» **THE PROBLEM**:
Give back all of the data exactly as it appears here.

» **ENTRIES PROVIDED**:
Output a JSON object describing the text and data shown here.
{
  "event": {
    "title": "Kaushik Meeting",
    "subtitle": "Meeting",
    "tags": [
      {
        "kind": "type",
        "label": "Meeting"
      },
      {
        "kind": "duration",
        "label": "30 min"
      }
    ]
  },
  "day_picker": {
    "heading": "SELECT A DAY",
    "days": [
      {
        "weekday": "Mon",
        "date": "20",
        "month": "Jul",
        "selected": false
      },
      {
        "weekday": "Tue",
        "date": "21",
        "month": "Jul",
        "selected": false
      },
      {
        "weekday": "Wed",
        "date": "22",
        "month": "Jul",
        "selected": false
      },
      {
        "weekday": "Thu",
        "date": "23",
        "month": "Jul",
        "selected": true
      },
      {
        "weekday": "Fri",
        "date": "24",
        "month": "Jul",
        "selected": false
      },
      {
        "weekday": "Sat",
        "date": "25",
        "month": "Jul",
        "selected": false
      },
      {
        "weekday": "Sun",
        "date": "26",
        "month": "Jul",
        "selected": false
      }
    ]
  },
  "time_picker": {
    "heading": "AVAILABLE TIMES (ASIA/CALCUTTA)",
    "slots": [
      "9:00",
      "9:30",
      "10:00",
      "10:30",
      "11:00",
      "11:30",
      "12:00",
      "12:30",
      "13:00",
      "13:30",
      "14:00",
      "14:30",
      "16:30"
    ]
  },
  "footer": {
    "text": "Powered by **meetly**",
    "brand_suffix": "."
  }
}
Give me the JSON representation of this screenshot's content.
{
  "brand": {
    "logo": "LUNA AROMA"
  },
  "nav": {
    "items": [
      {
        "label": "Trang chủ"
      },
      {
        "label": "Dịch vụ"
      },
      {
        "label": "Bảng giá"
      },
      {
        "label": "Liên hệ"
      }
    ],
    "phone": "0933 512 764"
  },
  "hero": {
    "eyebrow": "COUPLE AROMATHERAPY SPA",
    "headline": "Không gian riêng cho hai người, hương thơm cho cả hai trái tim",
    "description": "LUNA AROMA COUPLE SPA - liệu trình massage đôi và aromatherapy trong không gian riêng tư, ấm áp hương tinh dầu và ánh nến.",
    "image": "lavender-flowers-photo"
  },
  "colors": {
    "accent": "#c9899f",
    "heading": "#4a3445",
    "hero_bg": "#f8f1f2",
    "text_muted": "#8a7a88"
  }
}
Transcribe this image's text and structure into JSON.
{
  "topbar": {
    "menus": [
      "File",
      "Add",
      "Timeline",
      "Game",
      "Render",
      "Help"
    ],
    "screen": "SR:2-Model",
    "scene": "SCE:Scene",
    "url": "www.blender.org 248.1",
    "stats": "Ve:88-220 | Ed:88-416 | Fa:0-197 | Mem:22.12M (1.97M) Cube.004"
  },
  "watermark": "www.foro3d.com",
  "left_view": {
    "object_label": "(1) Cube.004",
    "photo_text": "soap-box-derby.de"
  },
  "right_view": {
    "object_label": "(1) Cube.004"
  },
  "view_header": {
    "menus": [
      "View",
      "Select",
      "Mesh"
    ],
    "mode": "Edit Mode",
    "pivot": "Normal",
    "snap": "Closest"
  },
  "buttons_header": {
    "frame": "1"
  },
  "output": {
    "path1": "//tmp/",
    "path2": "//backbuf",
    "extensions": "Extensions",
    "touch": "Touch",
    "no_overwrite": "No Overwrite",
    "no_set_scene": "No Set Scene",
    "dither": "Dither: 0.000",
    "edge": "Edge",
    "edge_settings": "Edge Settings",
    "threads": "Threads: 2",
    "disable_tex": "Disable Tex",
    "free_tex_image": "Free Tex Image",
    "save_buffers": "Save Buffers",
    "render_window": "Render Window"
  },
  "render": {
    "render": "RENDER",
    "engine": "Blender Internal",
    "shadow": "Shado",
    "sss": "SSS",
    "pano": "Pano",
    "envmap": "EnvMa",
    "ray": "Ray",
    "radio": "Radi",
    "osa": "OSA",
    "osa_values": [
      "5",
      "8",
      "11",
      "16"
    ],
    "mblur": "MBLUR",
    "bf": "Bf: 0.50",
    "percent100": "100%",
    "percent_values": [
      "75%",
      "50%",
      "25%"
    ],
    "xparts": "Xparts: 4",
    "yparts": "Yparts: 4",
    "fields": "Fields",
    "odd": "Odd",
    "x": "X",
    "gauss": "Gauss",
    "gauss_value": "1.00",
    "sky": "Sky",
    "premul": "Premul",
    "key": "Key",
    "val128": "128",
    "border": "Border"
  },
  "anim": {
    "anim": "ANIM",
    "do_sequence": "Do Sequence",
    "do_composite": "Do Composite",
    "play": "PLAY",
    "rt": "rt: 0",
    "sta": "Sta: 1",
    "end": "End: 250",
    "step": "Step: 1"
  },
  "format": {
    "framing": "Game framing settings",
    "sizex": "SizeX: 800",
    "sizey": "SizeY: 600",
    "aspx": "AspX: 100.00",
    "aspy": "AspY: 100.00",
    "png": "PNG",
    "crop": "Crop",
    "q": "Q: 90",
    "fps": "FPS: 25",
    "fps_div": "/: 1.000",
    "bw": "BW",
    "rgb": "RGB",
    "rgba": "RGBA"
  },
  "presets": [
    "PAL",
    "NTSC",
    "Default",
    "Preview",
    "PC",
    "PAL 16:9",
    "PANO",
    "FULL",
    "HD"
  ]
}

» **ANSWER TO THIS EXERCISE**:
Output a JSON object describing the text and data shown here.
{
  "event": {
    "title": "Kaushik Meeting",
    "subtitle": "Meeting",
    "tags": [
      {
        "kind": "type",
        "label": "Meeting"
      },
      {
        "kind": "duration",
        "label": "30 min"
      }
    ]
  },
  "day_picker": {
    "heading": "SELECT A DAY",
    "days": [
      {
        "weekday": "Mon",
        "date": "20",
        "month": "Jul",
        "selected": false
      },
      {
        "weekday": "Tue",
        "date": "21",
        "month": "Jul",
        "selected": false
      },
      {
        "weekday": "Wed",
        "date": "22",
        "month": "Jul",
        "selected": false
      },
      {
        "weekday": "Thu",
        "date": "23",
        "month": "Jul",
        "selected": true
      },
      {
        "weekday": "Fri",
        "date": "24",
        "month": "Jul",
        "selected": false
      },
      {
        "weekday": "Sat",
        "date": "25",
        "month": "Jul",
        "selected": false
      },
      {
        "weekday": "Sun",
        "date": "26",
        "month": "Jul",
        "selected": false
      }
    ]
  },
  "time_picker": {
    "heading": "AVAILABLE TIMES (ASIA/CALCUTTA)",
    "slots": [
      "9:00",
      "9:30",
      "10:00",
      "10:30",
      "11:00",
      "11:30",
      "12:00",
      "12:30",
      "13:00",
      "13:30",
      "14:00",
      "14:30",
      "16:30"
    ]
  },
  "footer": {
    "text": "Powered by **meetly**",
    "brand_suffix": "."
  }
}
Give me the JSON representation of this screenshot's content.
{
  "brand": {
    "logo": "LUNA AROMA"
  },
  "nav": {
    "items": [
      {
        "label": "Trang chủ"
      },
      {
        "label": "Dịch vụ"
      },
      {
        "label": "Bảng giá"
      },
      {
        "label": "Liên hệ"
      }
    ],
    "phone": "0933 512 764"
  },
  "hero": {
    "eyebrow": "COUPLE AROMATHERAPY SPA",
    "headline": "Không gian riêng cho hai người, hương thơm cho cả hai trái tim",
    "description": "LUNA AROMA COUPLE SPA - liệu trình massage đôi và aromatherapy trong không gian riêng tư, ấm áp hương tinh dầu và ánh nến.",
    "image": "lavender-flowers-photo"
  },
  "colors": {
    "accent": "#c9899f",
    "heading": "#4a3445",
    "hero_bg": "#f8f1f2",
    "text_muted": "#8a7a88"
  }
}
Transcribe this image's text and structure into JSON.
{
  "topbar": {
    "menus": [
      "File",
      "Add",
      "Timeline",
      "Game",
      "Render",
      "Help"
    ],
    "screen": "SR:2-Model",
    "scene": "SCE:Scene",
    "url": "www.blender.org 248.1",
    "stats": "Ve:88-220 | Ed:88-416 | Fa:0-197 | Mem:22.12M (1.97M) Cube.004"
  },
  "watermark": "www.foro3d.com",
  "left_view": {
    "object_label": "(1) Cube.004",
    "photo_text": "soap-box-derby.de"
  },
  "right_view": {
    "object_label": "(1) Cube.004"
  },
  "view_header": {
    "menus": [
      "View",
      "Select",
      "Mesh"
    ],
    "mode": "Edit Mode",
    "pivot": "Normal",
    "snap": "Closest"
  },
  "buttons_header": {
    "frame": "1"
  },
  "output": {
    "path1": "//tmp/",
    "path2": "//backbuf",
    "extensions": "Extensions",
    "touch": "Touch",
    "no_overwrite": "No Overwrite",
    "no_set_scene": "No Set Scene",
    "dither": "Dither: 0.000",
    "edge": "Edge",
    "edge_settings": "Edge Settings",
    "threads": "Threads: 2",
    "disable_tex": "Disable Tex",
    "free_tex_image": "Free Tex Image",
    "save_buffers": "Save Buffers",
    "render_window": "Render Window"
  },
  "render": {
    "render": "RENDER",
    "engine": "Blender Internal",
    "shadow": "Shado",
    "sss": "SSS",
    "pano": "Pano",
    "envmap": "EnvMa",
    "ray": "Ray",
    "radio": "Radi",
    "osa": "OSA",
    "osa_values": [
      "5",
      "8",
      "11",
      "16"
    ],
    "mblur": "MBLUR",
    "bf": "Bf: 0.50",
    "percent100": "100%",
    "percent_values": [
      "75%",
      "50%",
      "25%"
    ],
    "xparts": "Xparts: 4",
    "yparts": "Yparts: 4",
    "fields": "Fields",
    "odd": "Odd",
    "x": "X",
    "gauss": "Gauss",
    "gauss_value": "1.00",
    "sky": "Sky",
    "premul": "Premul",
    "key": "Key",
    "val128": "128",
    "border": "Border"
  },
  "anim": {
    "anim": "ANIM",
    "do_sequence": "Do Sequence",
    "do_composite": "Do Composite",
    "play": "PLAY",
    "rt": "rt: 0",
    "sta": "Sta: 1",
    "end": "End: 250",
    "step": "Step: 1"
  },
  "format": {
    "framing": "Game framing settings",
    "sizex": "SizeX: 800",
    "sizey": "SizeY: 600",
    "aspx": "AspX: 100.00",
    "aspy": "AspY: 100.00",
    "png": "PNG",
    "crop": "Crop",
    "q": "Q: 90",
    "fps": "FPS: 25",
    "fps_div": "/: 1.000",
    "bw": "BW",
    "rgb": "RGB",
    "rgba": "RGBA"
  },
  "presets": [
    "PAL",
    "NTSC",
    "Default",
    "Preview",
    "PC",
    "PAL 16:9",
    "PANO",
    "FULL",
    "HD"
  ]
}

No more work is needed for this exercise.